There are a few primary things Barre classes are trying to accomplish for students in the class. Posture is a catchall because every cue and every move is aiming to improve your posture and every exercise is most effective when good posture is the starting point. Every move we make in our daily lives is causing us to rotate our bodies inwards, basically an inward spiraling energy. Now imagine the ballet position, plié? This is a spiraling outwards move. And a high percentage of moves in Barre classes are done from a plié or externally rotated type of position. This concept of spiraling energy may be one of the important reasons Barre is so successful in improving posture as it aims to undo the postural deterioration that comes from being in front of computers and sitting. Spiraling open will open the front line of the body, and shorten the back line of the body, which is where we find not only our gluts but also our upper back muscle strength.
In Barre classes, you are standing on your feet for a good part of class. This is beneficial as it can improve your awareness on how best to move and stand as you go through your day and your life. Standing can also improve bone density, an added benefit as we progress through life, and because you are standing your instructor can see exactly what you are doing and cue you – there’s nowhere to hide!
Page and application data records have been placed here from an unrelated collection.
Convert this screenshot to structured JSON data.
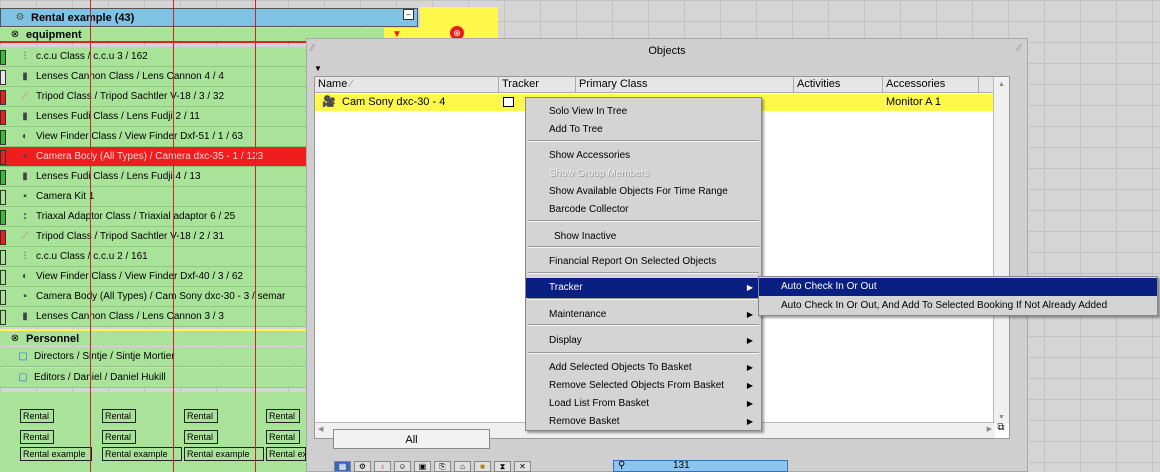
{
  "tree": {
    "header": {
      "label": "Rental example (43)"
    },
    "group_equipment": {
      "label": "equipment"
    },
    "items": [
      {
        "label": "c.c.u Class / c.c.u 3 / 162",
        "icon": "ccu-icon"
      },
      {
        "label": "Lenses Cannon Class / Lens Cannon 4 / 4",
        "icon": "lens-icon"
      },
      {
        "label": "Tripod Class / Tripod Sachtler V-18 / 3 / 32",
        "icon": "tripod-icon"
      },
      {
        "label": "Lenses Fudi Class / Lens Fudji 2 / 11",
        "icon": "lens-icon"
      },
      {
        "label": "View Finder Class / View Finder Dxf-51 / 1 / 63",
        "icon": "viewfinder-icon"
      },
      {
        "label": "Camera Body (All Types) / Camera dxc-35 - 1 / 123",
        "icon": "camera-icon"
      },
      {
        "label": "Lenses Fudi Class / Lens Fudji 4 / 13",
        "icon": "lens-icon"
      },
      {
        "label": "Camera Kit 1",
        "icon": "camera-icon"
      },
      {
        "label": "Triaxal Adaptor Class / Triaxial adaptor 6 / 25",
        "icon": "adaptor-icon"
      },
      {
        "label": "Tripod Class / Tripod Sachtler V-18 / 2 / 31",
        "icon": "tripod-icon"
      },
      {
        "label": "c.c.u Class / c.c.u 2 / 161",
        "icon": "ccu-icon"
      },
      {
        "label": "View Finder Class / View Finder Dxf-40 / 3 / 62",
        "icon": "viewfinder-icon"
      },
      {
        "label": "Camera Body (All Types) / Cam Sony dxc-30 - 3 / semar",
        "icon": "camera-icon"
      },
      {
        "label": "Lenses Cannon Class / Lens Cannon 3 / 3",
        "icon": "lens-icon"
      }
    ],
    "group_personnel": {
      "label": "Personnel"
    },
    "personnel": [
      {
        "label": "Directors / Sintje / Sintje Mortier",
        "icon": "person-icon"
      },
      {
        "label": "Editors / Daniel / Daniel Hukill",
        "icon": "person-icon"
      }
    ],
    "chart_cells": {
      "short": "Rental",
      "long": "Rental example"
    }
  },
  "dialog": {
    "title": "Objects",
    "columns": [
      "Name",
      "Tracker",
      "Primary Class",
      "Activities",
      "Accessories"
    ],
    "row": {
      "name": "Cam Sony dxc-30 - 4",
      "accessories": "Monitor A 1"
    },
    "all_button": "All",
    "search_value": "131"
  },
  "context_menu": {
    "items": [
      {
        "label": "Solo View In Tree",
        "submenu": false
      },
      {
        "label": "Add To Tree",
        "submenu": false
      },
      {
        "label": "Show Accessories",
        "submenu": false
      },
      {
        "label": "Show Group Members",
        "submenu": false,
        "disabled": true
      },
      {
        "label": "Show Available Objects For Time Range",
        "submenu": false
      },
      {
        "label": "Barcode Collector",
        "submenu": false
      },
      {
        "label": "Show Inactive",
        "submenu": false
      },
      {
        "label": "Financial Report On Selected Objects",
        "submenu": false
      },
      {
        "label": "Tracker",
        "submenu": true,
        "selected": true
      },
      {
        "label": "Maintenance",
        "submenu": true
      },
      {
        "label": "Display",
        "submenu": true
      },
      {
        "label": "Add Selected Objects To Basket",
        "submenu": true
      },
      {
        "label": "Remove Selected Objects From Basket",
        "submenu": true
      },
      {
        "label": "Load List From Basket",
        "submenu": true
      },
      {
        "label": "Remove Basket",
        "submenu": true
      }
    ]
  },
  "tracker_submenu": {
    "items": [
      {
        "label": "Auto Check In Or Out",
        "selected": true
      },
      {
        "label": "Auto Check In Or Out, And Add To Selected Booking If Not Already Added"
      }
    ]
  },
  "colors": {
    "row_green": "#a9e39a",
    "header_blue": "#7ec3e3",
    "highlight_red": "#ef1d1d",
    "yellow": "#fff84a",
    "menu_select": "#0a1f82"
  }
}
Now as you begin doing exercises aimed at your butt or the gluts, the challenge is to actually use the gluts and core, and not some improper combination of low back and hamstrings. Barre has many variations of movements, exercises, and props to target your gluts and your instructor provides cues that ensure you become acquainted or reacquainted with correct movement patterns to ensure you are lifting your butt and not letting the hamstrings drag you down. It can be amazing how one small cue in movement and alignment can change an entire exercise to be more effective. It is an art, in all honesty, that Barre, Dance, Yoga and Pilates instructors have, to explain, cue and assist their clients in doing moves effectively and safely. While DVD’s and home-based exercises are fantastic to do, make sure they are complementing your in-studio instructor-led classes so you can make the most of your time at the Barre!
It’s a beautiful thing to add flowing arm movements and pretty kicks to your lunges, with a bit of added weight and resistance to make sure the muscles are getting stronger and leaner. If you attend a class you’ll also find yourself doing small little movements repetitively that at first seem very easy – you’ll be inclined to try bigger movements. However, I challenge you to stay with these very small movements for a few repetitions and you will then start to understand what it means to activate muscles “isometrically.” Isometric contraction of the muscle is the goal of many mind-body forms of movement including Pilates, Yoga, and Barre. These types of contractions help muscles to form stronger connections to the joints they support, to improve stability and movement patterns, and ultimately these closer connections help to bring a leaner look to your muscles and physique and create a more elegant beautiful posture.
Did we forget anything? Oh yes! The core! The abs! The centre of the universe…I mean our physique. This is basically the centre of movement, of posture, of connection. Without your core, it’s a bit like working on a computer with no power, no connection, and no intelligence. Would be a bit silly wouldn’t it? So if you hear your instructor tell you to zip up, to draw your belly button in, to feel a “cinch” wrapping around your mid-section, they’re just telling you to plug-in before you start all that work.
Get your ballet slippers ready!
Lynne Stewart, B.Sc., MBA is the Studio Owner/Instructor at Sol BARRE, Pilates & Yoga/SOL Wellness. www.solpilatesyoga.com. 416.948.7685.